RS485 clearly specifies a network topology without stubs, well except ones few milimeters from connector to the transceiver IC. So it is up to you to decide.

I would like to suggest you to use additional 2x6m = 12m of cable and eliminate the stubs, afterall 250 kbps isn't a slow speed.

• 250 kbps is a) quite slow and b) what matters more for the signal bandwidth which depends on the rise time of the transmitter. With tr=15ns your allowed stub length will shrink to tens of centimeters. The amount of additional cable is only 2x6m=12m BTW. – Manu3l0us Mar 7 '19 at 11:49
• @Manu3l0us b) you are correct, I have edited only 12m additional cable is needed. – Marko Buršič Mar 7 '19 at 11:56
• I don't disagree for a second it would be better electrically to run the extra cable. But this is engineering: my question is about what actually happens if we use the 10 Mbit/s driver instead of the 250 Kbit/s driver. Should we add some other kind of signal conditioning? I amended the question with quote from TI app note re longer stubs. – jonathanjo Mar 7 '19 at 12:40
• @jonathanjo Anyway, if you are constrained with those 6m stubs, then there might be a solition by altering/adding termination resistors. I have seen this on CAN networks, don't know if can be applied to rs485. – Marko Buršič Mar 7 '19 at 13:35
• I agree with Marko. A long time ago my "managers" wanted to hang a 50 foot stub on a 1553 bus. I did a time domain simulation and showed them the ugly consequences. But with a proper termination, reflections from the receiver were greatly reduced. Of course, these bus systems need high impedance receivers, so there may be a price to pay if you hang a load on the bus. – richard1941 Mar 8 '19 at 2:22

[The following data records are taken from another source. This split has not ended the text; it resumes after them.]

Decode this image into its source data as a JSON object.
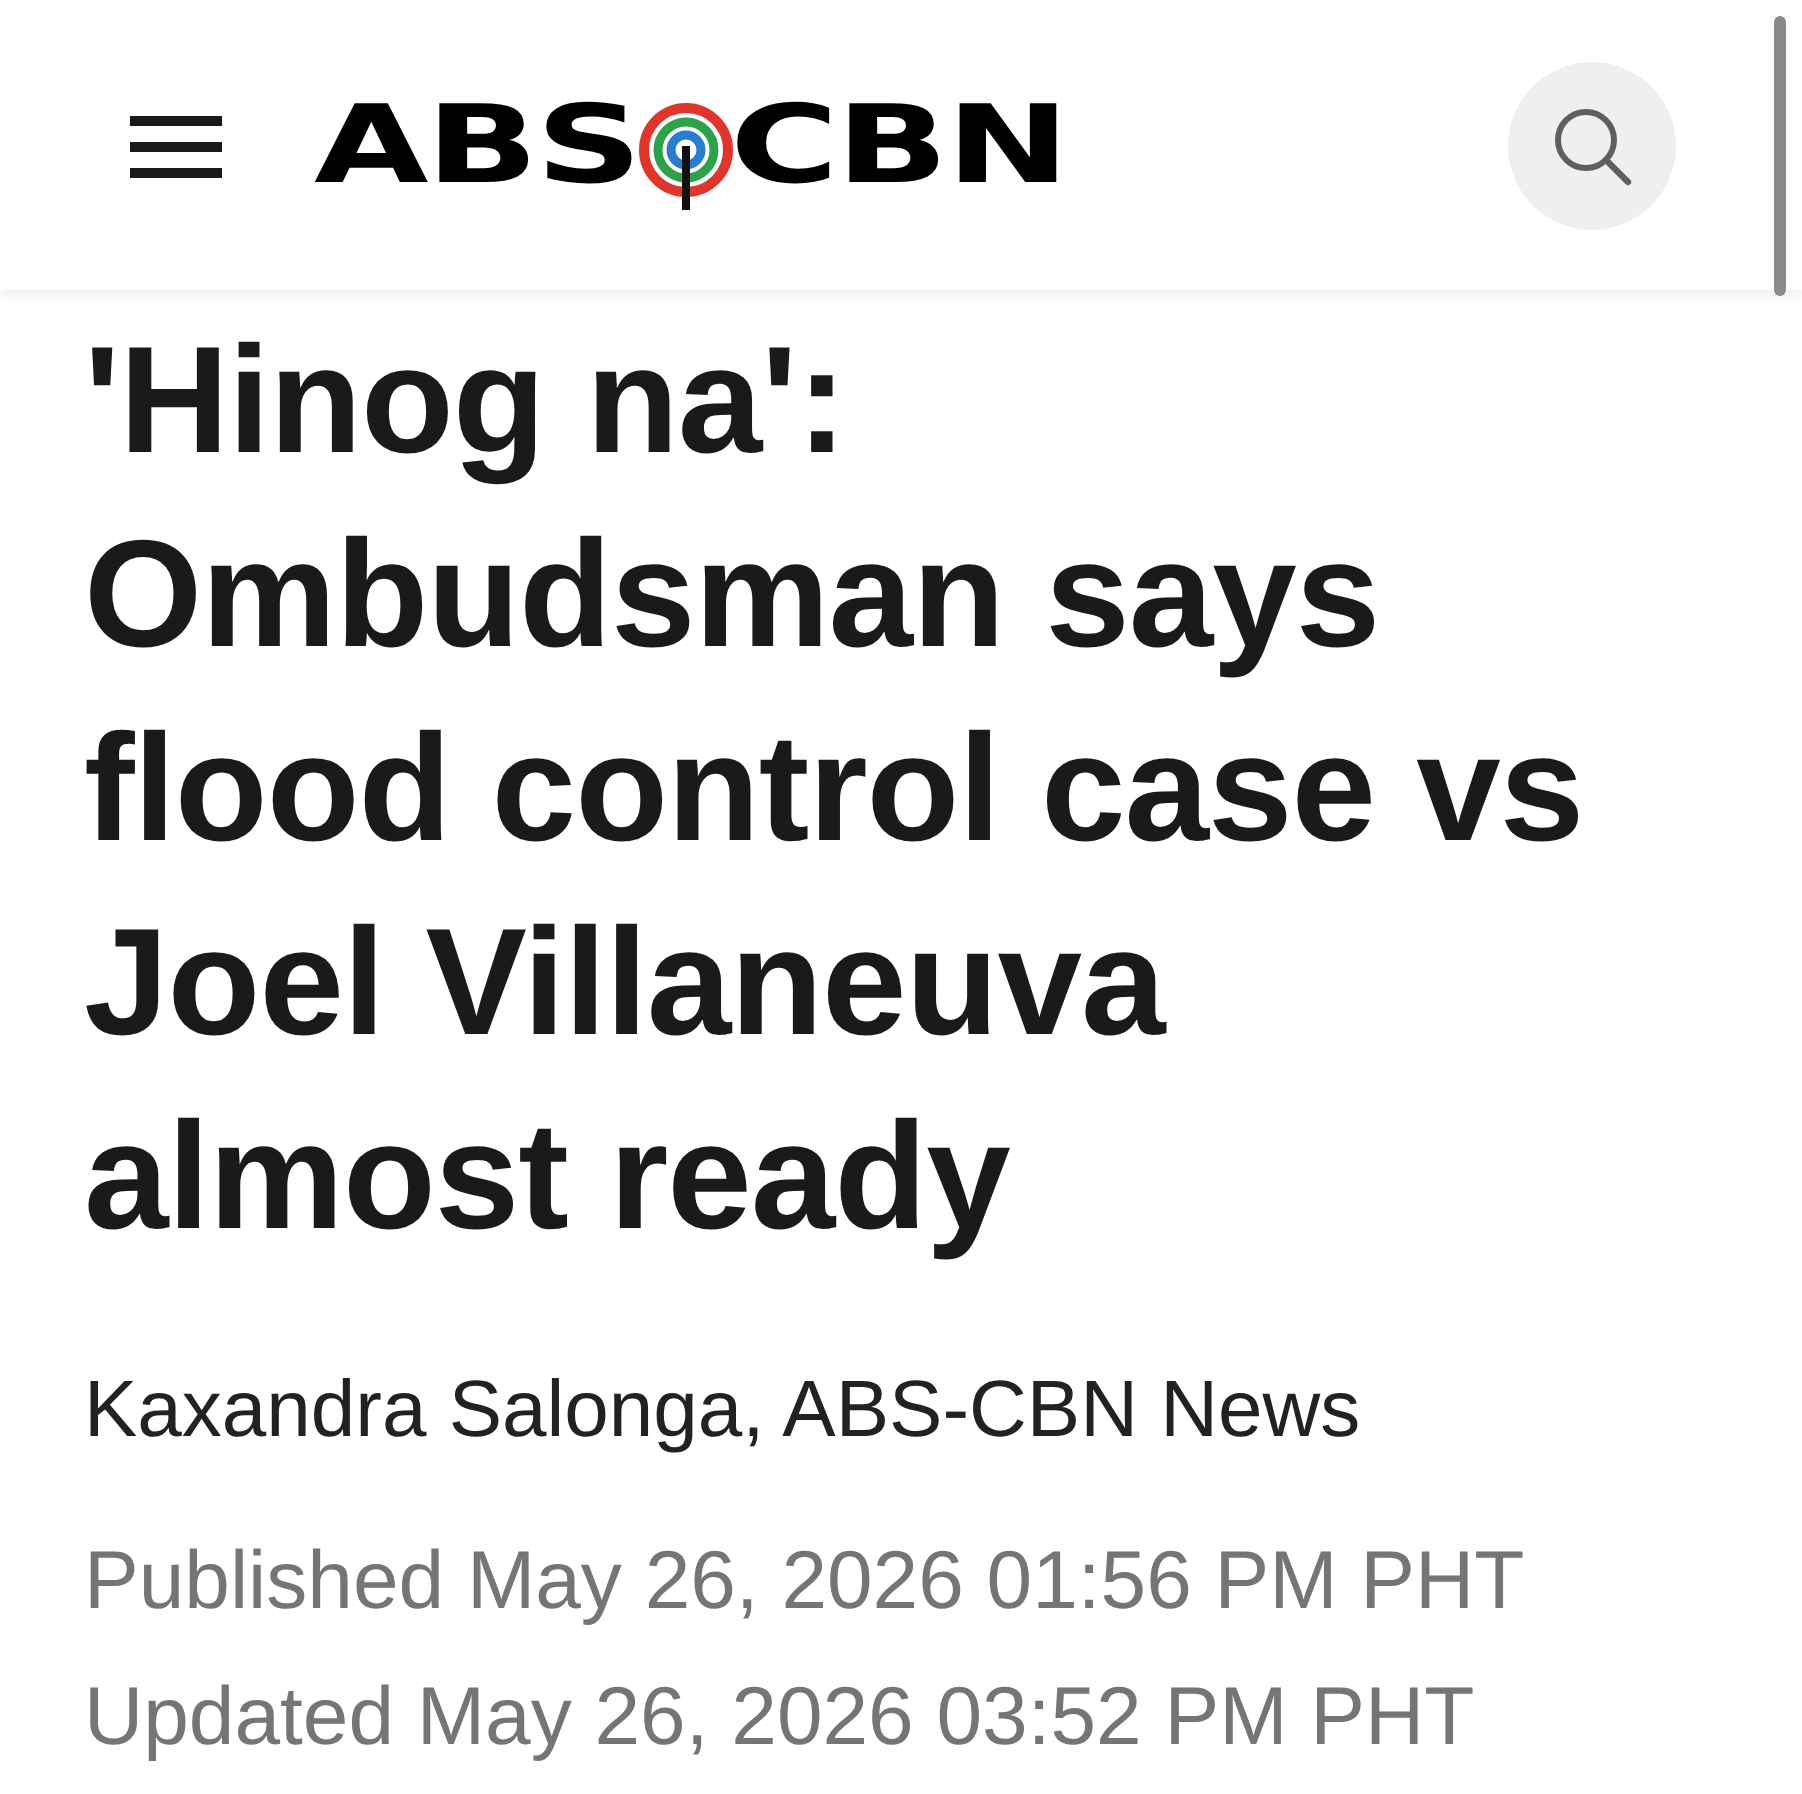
{
  "header": {
    "logo": {
      "left": "ABS",
      "right": "CBN"
    }
  },
  "article": {
    "headline": "'Hinog na': Ombudsman says flood control case vs Joel Villaneuva almost ready",
    "byline": "Kaxandra Salonga, ABS-CBN News",
    "published": "Published May 26, 2026 01:56 PM PHT",
    "updated": "Updated May 26, 2026 03:52 PM PHT"
  }
}
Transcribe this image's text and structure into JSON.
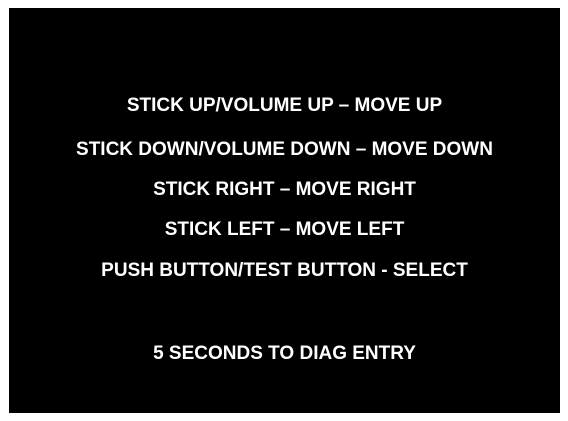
{
  "instructions": [
    "STICK UP/VOLUME UP – MOVE UP",
    "STICK DOWN/VOLUME DOWN – MOVE DOWN",
    "STICK RIGHT – MOVE RIGHT",
    "STICK LEFT – MOVE LEFT",
    "PUSH BUTTON/TEST BUTTON - SELECT"
  ],
  "countdown": "5 SECONDS TO DIAG ENTRY",
  "colors": {
    "background": "#000000",
    "text": "#ffffff",
    "frame": "#ffffff"
  }
}
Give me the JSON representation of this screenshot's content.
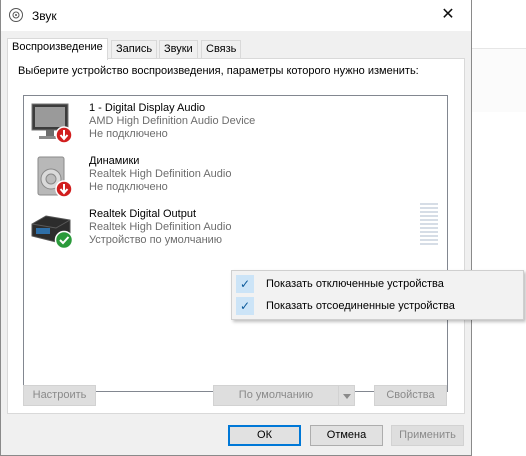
{
  "window": {
    "title": "Звук",
    "close_glyph": "✕"
  },
  "tabs": [
    {
      "label": "Воспроизведение",
      "active": true
    },
    {
      "label": "Запись",
      "active": false
    },
    {
      "label": "Звуки",
      "active": false
    },
    {
      "label": "Связь",
      "active": false
    }
  ],
  "instruction": "Выберите устройство воспроизведения, параметры которого нужно изменить:",
  "devices": [
    {
      "name": "1 - Digital Display Audio",
      "description": "AMD High Definition Audio Device",
      "status": "Не подключено",
      "icon": "monitor-icon",
      "badge": "red-down-arrow"
    },
    {
      "name": "Динамики",
      "description": "Realtek High Definition Audio",
      "status": "Не подключено",
      "icon": "speaker-icon",
      "badge": "red-down-arrow"
    },
    {
      "name": "Realtek Digital Output",
      "description": "Realtek High Definition Audio",
      "status": "Устройство по умолчанию",
      "icon": "digital-output-icon",
      "badge": "green-check"
    }
  ],
  "context_menu": {
    "items": [
      {
        "label": "Показать отключенные устройства",
        "checked": true
      },
      {
        "label": "Показать отсоединенные устройства",
        "checked": true
      }
    ],
    "check_glyph": "✓"
  },
  "panel_buttons": {
    "configure": "Настроить",
    "set_default": "По умолчанию",
    "properties": "Свойства"
  },
  "dialog_buttons": {
    "ok": "ОК",
    "cancel": "Отмена",
    "apply": "Применить"
  },
  "colors": {
    "accent": "#0078d7",
    "disabled_text": "#8a8a8a",
    "badge_red": "#d11e1e",
    "badge_green": "#2a9a3a"
  }
}
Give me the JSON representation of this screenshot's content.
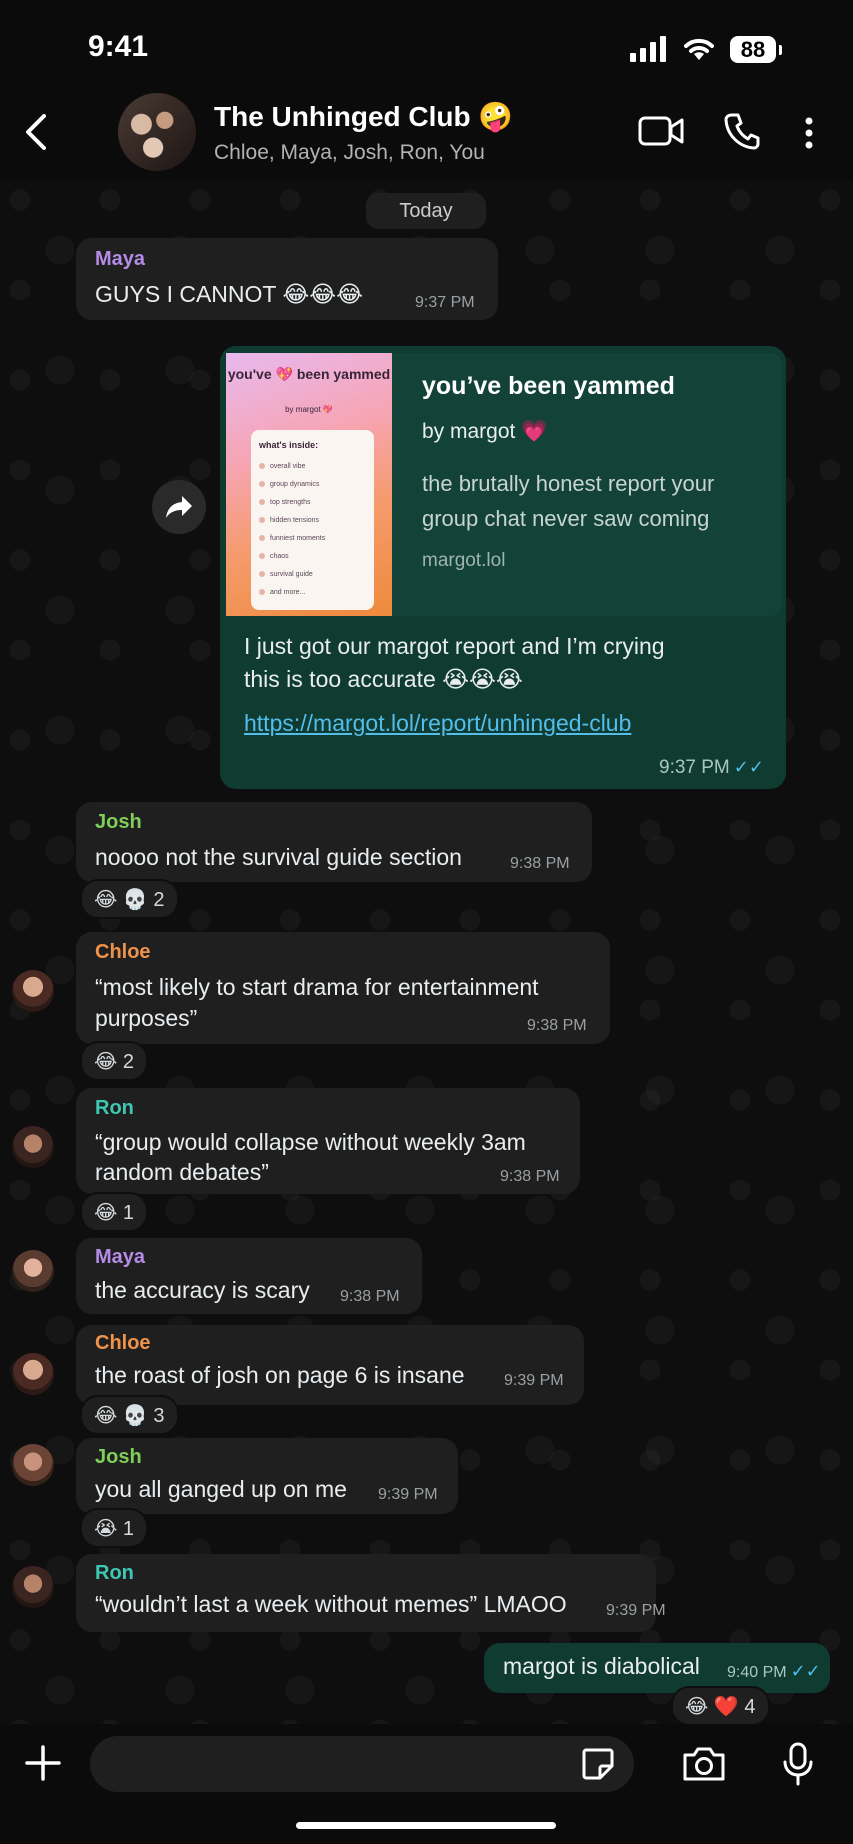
{
  "status_bar": {
    "time": "9:41",
    "battery": "88"
  },
  "header": {
    "title": "The Unhinged Club 🤪",
    "members": "Chloe, Maya, Josh, Ron, You"
  },
  "date_divider": "Today",
  "colors": {
    "maya": "#b48ce6",
    "josh": "#7fce5a",
    "chloe": "#f0934a",
    "ron": "#3ec8b4",
    "outgoing": "#0f3b31",
    "incoming": "#1f1f1f",
    "link": "#53bdeb"
  },
  "messages": [
    {
      "sender": "Maya",
      "text": "GUYS I CANNOT 😂😂😂",
      "time": "9:37 PM"
    },
    {
      "sender": "You",
      "preview": {
        "thumb_title": "you've 💖 been yammed",
        "thumb_by": "by margot 💖",
        "thumb_heading": "what's inside:",
        "thumb_items": [
          "overall vibe",
          "group dynamics",
          "top strengths",
          "hidden tensions",
          "funniest moments",
          "chaos",
          "survival guide",
          "and more..."
        ],
        "title": "you’ve been yammed",
        "by": "by margot 💗",
        "description": "the brutally honest report your group chat never saw coming",
        "domain": "margot.lol"
      },
      "text_line1": "I just got our margot report and I’m crying",
      "text_line2": "this is too accurate 😭😭😭",
      "link": "https://margot.lol/report/unhinged-club",
      "time": "9:37 PM"
    },
    {
      "sender": "Josh",
      "text": "noooo not the survival guide section",
      "time": "9:38 PM",
      "reactions": "😂 💀 2"
    },
    {
      "sender": "Chloe",
      "line1": "“most likely to start drama for entertainment",
      "line2": "purposes”",
      "time": "9:38 PM",
      "reactions": "😂 2"
    },
    {
      "sender": "Ron",
      "line1": "“group would collapse without weekly 3am",
      "line2": "random debates”",
      "time": "9:38 PM",
      "reactions": "😂 1"
    },
    {
      "sender": "Maya",
      "text": "the accuracy is scary",
      "time": "9:38 PM"
    },
    {
      "sender": "Chloe",
      "text": "the roast of josh on page 6 is insane",
      "time": "9:39 PM",
      "reactions": "😂 💀 3"
    },
    {
      "sender": "Josh",
      "text": "you all ganged up on me",
      "time": "9:39 PM",
      "reactions": "😭 1"
    },
    {
      "sender": "Ron",
      "text": "“wouldn’t last a week without memes” LMAOO",
      "time": "9:39 PM"
    },
    {
      "sender": "You",
      "text": "margot is diabolical",
      "time": "9:40 PM",
      "reactions": "😂 ❤️ 4"
    }
  ],
  "composer": {
    "placeholder": ""
  }
}
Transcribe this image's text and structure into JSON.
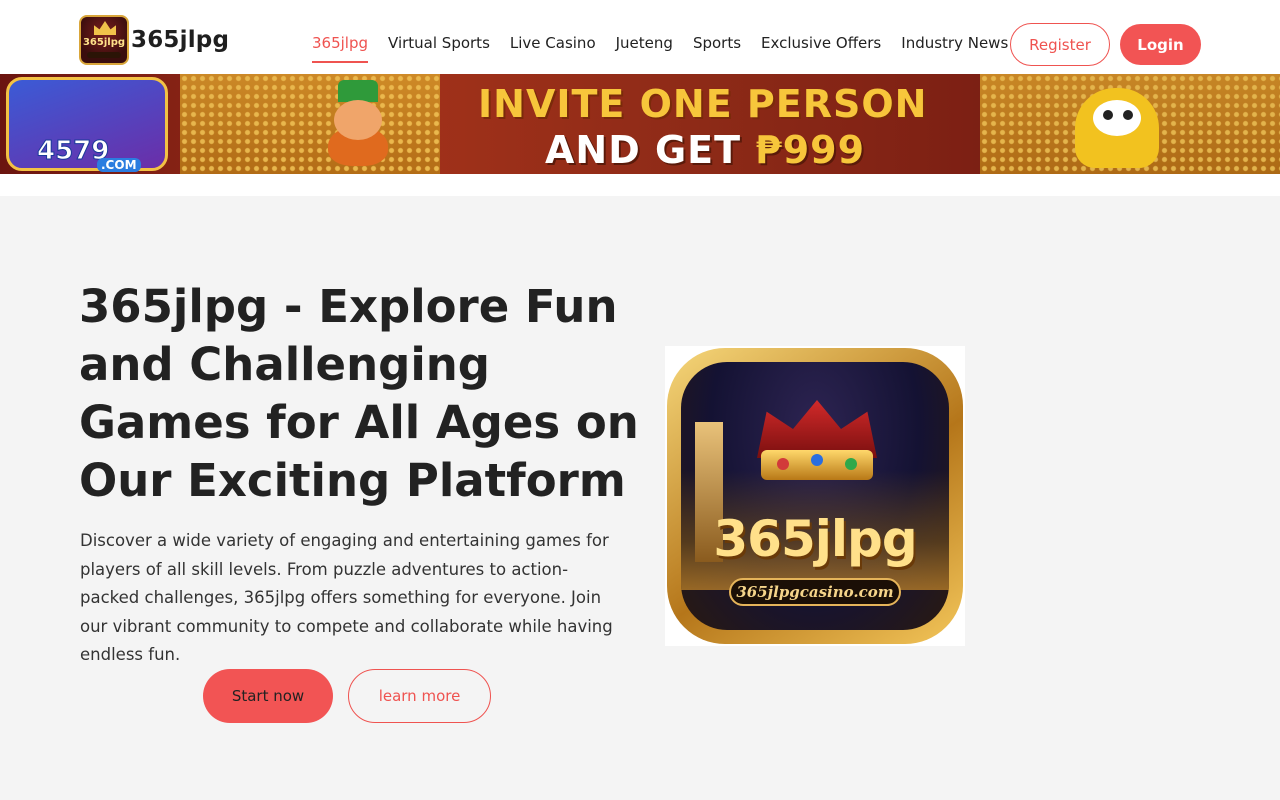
{
  "header": {
    "logo_badge_text": "365jlpg",
    "site_name": "365jlpg",
    "nav": [
      {
        "label": "365jlpg",
        "active": true
      },
      {
        "label": "Virtual Sports",
        "active": false
      },
      {
        "label": "Live Casino",
        "active": false
      },
      {
        "label": "Jueteng",
        "active": false
      },
      {
        "label": "Sports",
        "active": false
      },
      {
        "label": "Exclusive Offers",
        "active": false
      },
      {
        "label": "Industry News",
        "active": false
      }
    ],
    "register_label": "Register",
    "login_label": "Login"
  },
  "banner": {
    "brand": "4579",
    "brand_domain": ".COM",
    "line1": "INVITE ONE PERSON",
    "line2_prefix": "AND GET ",
    "line2_amount": "₱999"
  },
  "hero": {
    "title": "365jlpg - Explore Fun and Challenging Games for All Ages on Our Exciting Platform",
    "description": "Discover a wide variety of engaging and entertaining games for players of all skill levels. From puzzle adventures to action-packed challenges, 365jlpg offers something for everyone. Join our vibrant community to compete and collaborate while having endless fun.",
    "start_label": "Start now",
    "learn_label": "learn more"
  },
  "app_image": {
    "brand": "365jlpg",
    "domain": "365jlpgcasino.com"
  },
  "colors": {
    "accent": "#ef5350",
    "button_fill": "#f25454",
    "page_bg": "#f4f4f4"
  }
}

Classically, if you can HIDE the reflections within the rise and fall times, then you have a robust system, IF you have some hysteresis.

With 4 microseconds SYMBOL (NRZ, at that) time, will you set up the link for 3 microseconds Rise and Fall times? and hysteresis at 25% and at 75% of the full scale swing?

• yes if 2x latency is < rise time but if 75% T risetime, ISI can increase from group delay not being so flat but that can be compensated sometimes. – Tony Stewart Sunnyskyguy EE75 Mar 7 '19 at 16:24